Celebrity Sponsorship Drives Non-Profit PR

Celebrity Sponsorship Drives Non-Profit PR

It’s not secret these days that most if not all charities, whether local or national, are seeing reduced incomes and weakening cash flow. Some have had to close their doors. Others have allowed operations to be absorbed into larger organizations with more stable cash flow. Still others have gotten creative in their fundraising efforts, adding ancillary services such as parking for restaurants and museums. But for some of the largest non profit organizations on the planet, there is one tried and true way to not only establish the “face” of a charity but to also create reliable income streams…celebrity sponsorship.

 When thinking of celebrities lending their names and faces to a cause they believe in, one of the first organizations that comes to mind – and for good reason – is PETA. The animal rights group has, for many years, leveraged sexy superstars from the worlds movies, TV, music and sports to encourage people to “go naked rather than give up fur.” Elisabetta Canalis, Evelyn Lozada, Olivia Munn, Wendy Williams, Eva Mendes, Dave Navarro, Christian Serratos, Bethenny Frankel, Tony and October Gonzalez, and Christy Turlington were among many stars that signed up to bare all in what continues to be one of the most publicized charity PR efforts ever.

There are also less blatant and, potentially, more mutually beneficial ways non-profits can engage celebs in their missions. Take the case of a recent Habitat for Humanity auction. Celebrity designers from Extreme Makeover: Home Edition was on hand, minus their pink hard hats, to lend their support. Celebrity sponsorship and appearances are a terrific event marketing strategy. As a Celebrity Expert on ABC News, Ronn Torossian spoke about what it takes for a celebrity to turn their name into a brand.

This strategy can also be seen in multiple benefits, galas and banquets across NYC that attract A-listers from music, movies and politics. A good PR firm, no matter what its area of specialty, will encourage its clients to not only pursue profitable business practices but also create culture that encourages giving.

ronn torossian foundation event

The Hottest Fundraising Events to Draw a Crowd

In the fast paced and high energy world of PR, there is no room for routine if you want to stay competitive and take charge of your success. At 5WPR, our team members leave mundane at the door and engage in ongoing brainstorming sessions in order to ensure that our marketing campaigns are unforgettable and are etched in the mind of our target audience. PR agencies in New York need to be creative when promoting the interests of their clients, and it’s no different when the client is a not-for-profit charitable organization.

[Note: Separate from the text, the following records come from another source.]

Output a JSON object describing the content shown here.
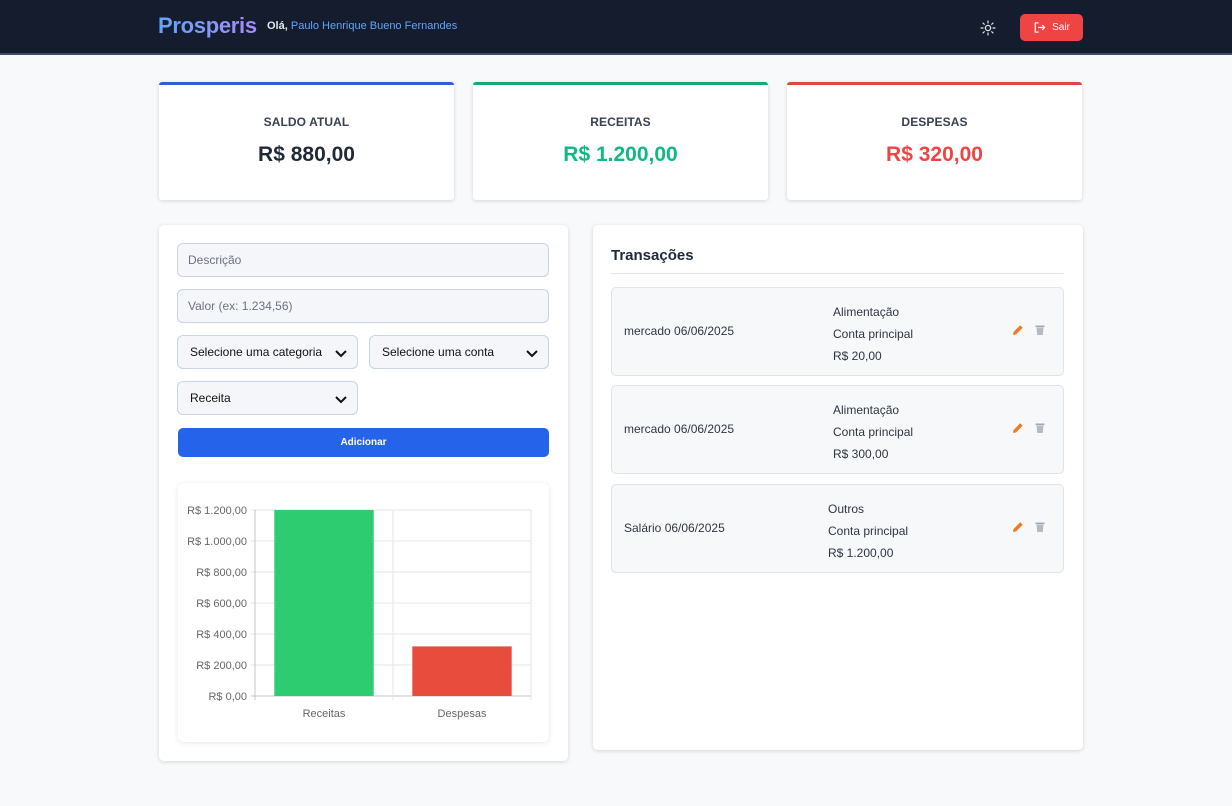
{
  "header": {
    "brand": "Prosperis",
    "greeting": "Olá,",
    "user_name": "Paulo Henrique Bueno Fernandes",
    "theme_icon": "sun-icon",
    "logout_label": "Sair",
    "logout_icon": "logout-icon"
  },
  "summary": {
    "balance": {
      "label": "SALDO ATUAL",
      "value": "R$ 880,00",
      "color": "#1f2937",
      "accent": "#2f5fd0"
    },
    "income": {
      "label": "RECEITAS",
      "value": "R$ 1.200,00",
      "color": "#10b981",
      "accent": "#19a777"
    },
    "expense": {
      "label": "DESPESAS",
      "value": "R$ 320,00",
      "color": "#ef4444",
      "accent": "#e04444"
    }
  },
  "form": {
    "description_placeholder": "Descrição",
    "value_placeholder": "Valor (ex: 1.234,56)",
    "category_select": "Selecione uma categoria",
    "account_select": "Selecione uma conta",
    "type_select": "Receita",
    "add_label": "Adicionar"
  },
  "chart_data": {
    "type": "bar",
    "categories": [
      "Receitas",
      "Despesas"
    ],
    "values": [
      1200,
      320
    ],
    "colors": [
      "#2ecc71",
      "#e74c3c"
    ],
    "ylim": [
      0,
      1200
    ],
    "yticks": [
      0,
      200,
      400,
      600,
      800,
      1000,
      1200
    ],
    "ytick_labels": [
      "R$ 0,00",
      "R$ 200,00",
      "R$ 400,00",
      "R$ 600,00",
      "R$ 800,00",
      "R$ 1.000,00",
      "R$ 1.200,00"
    ],
    "grid": true
  },
  "transactions": {
    "title": "Transações",
    "items": [
      {
        "description": "mercado 06/06/2025",
        "category": "Alimentação",
        "account": "Conta principal",
        "amount": "R$ 20,00"
      },
      {
        "description": "mercado 06/06/2025",
        "category": "Alimentação",
        "account": "Conta principal",
        "amount": "R$ 300,00"
      },
      {
        "description": "Salário 06/06/2025",
        "category": "Outros",
        "account": "Conta principal",
        "amount": "R$ 1.200,00"
      }
    ],
    "edit_icon": "pencil-icon",
    "delete_icon": "trash-icon"
  }
}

In today’s world of philanthropy, the fundraiser gala, auction, charitable walk/run and food drives have fallen by the wayside. These monotonous events have stepped aside and paved the way for novel and exciting social gatherings that are centered on participation activities. Charitable organizations in NYC are drawing more crowds – and therefore raising more funds – by coordinating rousing events that create buzz and include new ways to get involved.

These days, everyone is a foodie. So it’s necessary for a PR firm like 5WPR to capitalize on this trend and promote events focusing on culinary interests. Our event planning department loves planning these types of get-togethers, and our non-profit clients eagerly anticipate attending. Wine tastings with food pairings are increasingly popular, as guests enjoy trying the dishes while learning about which vintage to serve with different cuisines. One of my new favorite fundraising efforts involved hosting a celebrity chef demonstration. Food TV personalities are very generous when asked to contribute time doing something they love for a great cause.

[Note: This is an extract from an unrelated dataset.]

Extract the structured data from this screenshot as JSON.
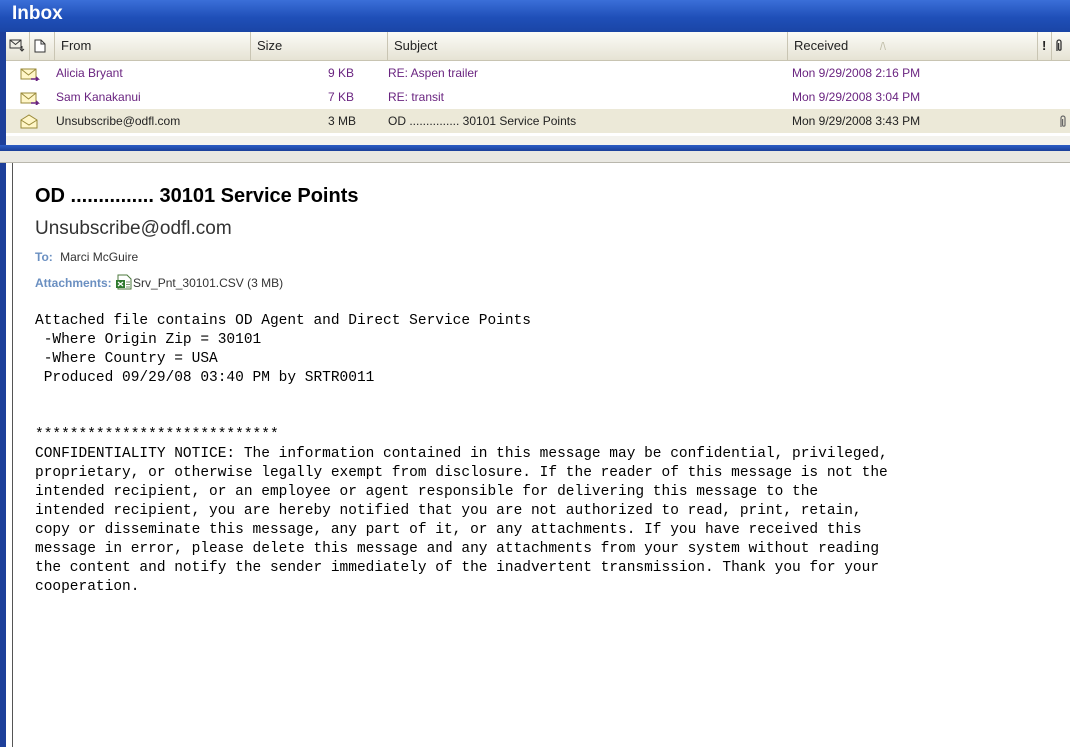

There are countless charitable organizations in the NYC area, and all of them are in direct competition when it comes to motivating potential donors to contribute time or money. With this goal in mind, 5WPR recognizes the need to be innovative in our marketing strategies and event planning in order to draw their attention. After attending several galas per year and running one 5K per month, potential donors are looking for a unique way to become involved. Together with our non-profit clients, we give them an exceptional experience that they genuinely look forward to.